Typically, the total monthly payment that you must make on your loan involves the cost of financing and the loan term. The interest rate is a certain percentage of the base amount. When the loan is being advertised, a lender must provide the APR (annual percentage rate) to consumers.

The APR can be adjustable or a fixed percentage. The term pertains to the length of time given to a borrower to pay back the total loan amount in full, as long as all payments are made on time. The new loan will also include all fees that were stated in the original loan.

6Junk Fees - What Are They?

Your new agreement may include junk fees, which are fees that lenders add to enjoy greater future profits. To illustrate, lenders could charge for services that other companies usually do for free. It is fine for lenders to add junk fees; however, such should be clarified and stated before making the new loan a formal contract. Such fees should be identified before closing, and this should include the HUD-1 settlement, which is also referred to as the Good Faith Estimate.

All in all, during the loan or refinancing process, it's prudent to compare lenders and choose the best one considering your present financial status. You can carefully study the interest rates being offered, as well as the typical lenders' fees. Perhaps you'll notice one lender who adds more junk fees than others. You will see these in good faith estimates (GFE) that you could get while shopping for lenders.

7Carefully Evaluate Good Faith Estimates

In case you cannot get hold of several GFEs when you want to compare and evaluate fees, you can get in touch with a real estate lawyer or a mortgage broker who can guide you. But getting several estimates is not the best move if you are out to obtain refinancing to get yourself out of a particularly difficult financial situation. Instead, ask the right questions.

The first question that you should ask is, "To get a quote that I requested, am I required to pay the application fee or any fee upfront?" Your second question should be, "In case I fail to close the loan, will I be able to get refunds - either complete or partial refunds?" Moreover, be aware that ARMs (adjustable-rate mortgages) have made life difficult for many borrowers before. A significant percentage of lenders aggressively defended the supposed benefits of ARMs without fully explaining the consequences to the oblivious borrowers.

8Be Careful Of Low Intro Rates

One main strategy that lenders use to convince people to get a loan easily is to offer a low introductory rate. Because interest rates of ARM loans can change, homeowners may suddenly find themselves paying more and more every month in just a short amount of time; ARMs can go up or down. During the most difficult moments of the mortgage collapse, the payments and rates for a lot of homeowners experienced a significant drop.

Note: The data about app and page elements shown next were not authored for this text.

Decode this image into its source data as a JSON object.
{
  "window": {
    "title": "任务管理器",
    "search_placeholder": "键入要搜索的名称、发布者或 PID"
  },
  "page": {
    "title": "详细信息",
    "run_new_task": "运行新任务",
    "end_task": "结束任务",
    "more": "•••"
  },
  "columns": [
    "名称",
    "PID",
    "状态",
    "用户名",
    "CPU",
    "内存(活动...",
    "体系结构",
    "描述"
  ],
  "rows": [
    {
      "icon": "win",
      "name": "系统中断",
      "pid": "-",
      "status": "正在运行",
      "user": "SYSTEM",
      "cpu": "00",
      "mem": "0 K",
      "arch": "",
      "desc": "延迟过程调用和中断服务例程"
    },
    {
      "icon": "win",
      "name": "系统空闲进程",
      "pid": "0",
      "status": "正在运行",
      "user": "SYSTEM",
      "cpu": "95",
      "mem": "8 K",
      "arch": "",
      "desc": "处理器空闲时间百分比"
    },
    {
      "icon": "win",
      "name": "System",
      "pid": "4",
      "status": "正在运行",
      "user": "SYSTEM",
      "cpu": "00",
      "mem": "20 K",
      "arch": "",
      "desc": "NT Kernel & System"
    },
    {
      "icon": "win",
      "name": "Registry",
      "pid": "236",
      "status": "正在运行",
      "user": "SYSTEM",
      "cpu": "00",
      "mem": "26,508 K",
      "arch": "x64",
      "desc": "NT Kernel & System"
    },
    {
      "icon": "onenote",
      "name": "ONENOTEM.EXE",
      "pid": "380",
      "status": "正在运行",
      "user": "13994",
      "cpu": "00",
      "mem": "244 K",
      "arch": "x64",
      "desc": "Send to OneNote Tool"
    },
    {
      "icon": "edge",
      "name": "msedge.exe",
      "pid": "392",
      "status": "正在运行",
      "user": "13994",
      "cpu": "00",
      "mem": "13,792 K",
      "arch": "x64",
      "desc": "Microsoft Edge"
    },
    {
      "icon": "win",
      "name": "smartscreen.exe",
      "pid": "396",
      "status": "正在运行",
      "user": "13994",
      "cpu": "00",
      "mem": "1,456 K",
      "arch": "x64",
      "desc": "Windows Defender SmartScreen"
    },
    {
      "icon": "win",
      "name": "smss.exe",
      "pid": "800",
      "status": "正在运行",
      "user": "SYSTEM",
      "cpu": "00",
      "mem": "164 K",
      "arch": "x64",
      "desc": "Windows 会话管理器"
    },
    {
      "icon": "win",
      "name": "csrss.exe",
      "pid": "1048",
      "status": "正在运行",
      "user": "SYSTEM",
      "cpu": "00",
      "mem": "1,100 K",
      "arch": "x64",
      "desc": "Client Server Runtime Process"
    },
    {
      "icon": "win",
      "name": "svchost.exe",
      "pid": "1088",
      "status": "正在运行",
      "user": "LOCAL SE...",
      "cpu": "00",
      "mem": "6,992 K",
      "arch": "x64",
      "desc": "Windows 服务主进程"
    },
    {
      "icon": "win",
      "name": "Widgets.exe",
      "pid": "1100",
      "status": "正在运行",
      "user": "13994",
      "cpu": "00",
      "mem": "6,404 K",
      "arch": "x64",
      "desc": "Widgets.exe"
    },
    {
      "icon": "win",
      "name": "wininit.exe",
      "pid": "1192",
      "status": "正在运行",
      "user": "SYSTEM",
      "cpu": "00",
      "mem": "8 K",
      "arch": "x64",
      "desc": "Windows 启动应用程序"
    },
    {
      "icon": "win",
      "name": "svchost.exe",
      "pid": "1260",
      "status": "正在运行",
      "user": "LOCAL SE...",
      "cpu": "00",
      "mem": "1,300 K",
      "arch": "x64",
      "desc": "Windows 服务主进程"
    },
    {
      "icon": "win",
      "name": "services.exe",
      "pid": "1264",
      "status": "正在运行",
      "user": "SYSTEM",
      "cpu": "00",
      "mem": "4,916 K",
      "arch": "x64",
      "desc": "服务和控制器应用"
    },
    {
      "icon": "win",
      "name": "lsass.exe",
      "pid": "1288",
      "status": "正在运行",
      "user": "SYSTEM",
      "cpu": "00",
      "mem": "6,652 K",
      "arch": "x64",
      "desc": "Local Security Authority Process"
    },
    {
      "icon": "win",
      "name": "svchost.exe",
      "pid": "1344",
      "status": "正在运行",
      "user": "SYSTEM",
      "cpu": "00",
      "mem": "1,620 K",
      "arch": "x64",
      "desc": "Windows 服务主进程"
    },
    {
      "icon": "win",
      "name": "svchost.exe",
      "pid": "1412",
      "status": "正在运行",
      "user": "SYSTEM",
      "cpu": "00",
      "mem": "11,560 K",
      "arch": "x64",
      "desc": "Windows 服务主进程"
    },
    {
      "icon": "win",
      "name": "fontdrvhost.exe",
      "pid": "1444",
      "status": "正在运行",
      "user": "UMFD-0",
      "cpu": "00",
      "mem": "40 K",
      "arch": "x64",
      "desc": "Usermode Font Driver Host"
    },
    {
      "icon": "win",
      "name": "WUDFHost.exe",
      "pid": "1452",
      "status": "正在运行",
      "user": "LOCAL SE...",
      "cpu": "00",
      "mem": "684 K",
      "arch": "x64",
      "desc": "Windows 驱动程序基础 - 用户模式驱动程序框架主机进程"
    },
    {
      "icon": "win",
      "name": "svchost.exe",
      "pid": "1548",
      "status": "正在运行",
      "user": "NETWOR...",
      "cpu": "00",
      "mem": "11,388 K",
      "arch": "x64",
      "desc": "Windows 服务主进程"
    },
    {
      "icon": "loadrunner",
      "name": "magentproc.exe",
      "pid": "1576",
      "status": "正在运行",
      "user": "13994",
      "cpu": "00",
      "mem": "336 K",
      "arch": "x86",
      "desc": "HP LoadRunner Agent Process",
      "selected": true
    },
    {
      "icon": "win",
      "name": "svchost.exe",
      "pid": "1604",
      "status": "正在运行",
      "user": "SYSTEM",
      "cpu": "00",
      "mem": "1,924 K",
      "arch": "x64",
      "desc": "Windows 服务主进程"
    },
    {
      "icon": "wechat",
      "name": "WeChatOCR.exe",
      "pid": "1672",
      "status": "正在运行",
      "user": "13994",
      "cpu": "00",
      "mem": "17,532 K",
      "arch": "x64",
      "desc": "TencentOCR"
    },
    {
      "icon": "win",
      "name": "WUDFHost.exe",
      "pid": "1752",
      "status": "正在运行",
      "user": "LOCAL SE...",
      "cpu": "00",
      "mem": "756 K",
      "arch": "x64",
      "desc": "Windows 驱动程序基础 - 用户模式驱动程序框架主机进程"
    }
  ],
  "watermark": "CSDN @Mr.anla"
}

Even with the considerable decrease, the substantial teaser rate increase, from 3.75% to around 6% to 7%, was still too costly for homeowners. It is also not a good idea to assume that rates will remain at a low percentage. In case the rate is currently stable because of ARM, things could change quickly, which is why it's best to check out the benefits of a fixed-rate mortgage.

Before deciding on a loan, you must meticulously assess all your options first. In case you believe that you are a victim of predatory lending, get in touch with a trustworthy real estate attorney as soon as possible. It's unlikely that you'll get a big settlement from such a lawsuit, but it's possible that you'll get loan modification more quickly, especially if the court rules against your lender. Maybe your lender would cave in and give in to your requests without either of you taking matters to court. Remember, if you suspect that your lender is victimizing you, do something about it!




About Author

Jackie Wing

Jackie Wing is an Alaska native, who enjoys snowboarding more than is probably socially acceptable. She lives in Anchorage with her two dogs Reese and Peanut, or as she likes to call them "Thing 1" and "Thing 2."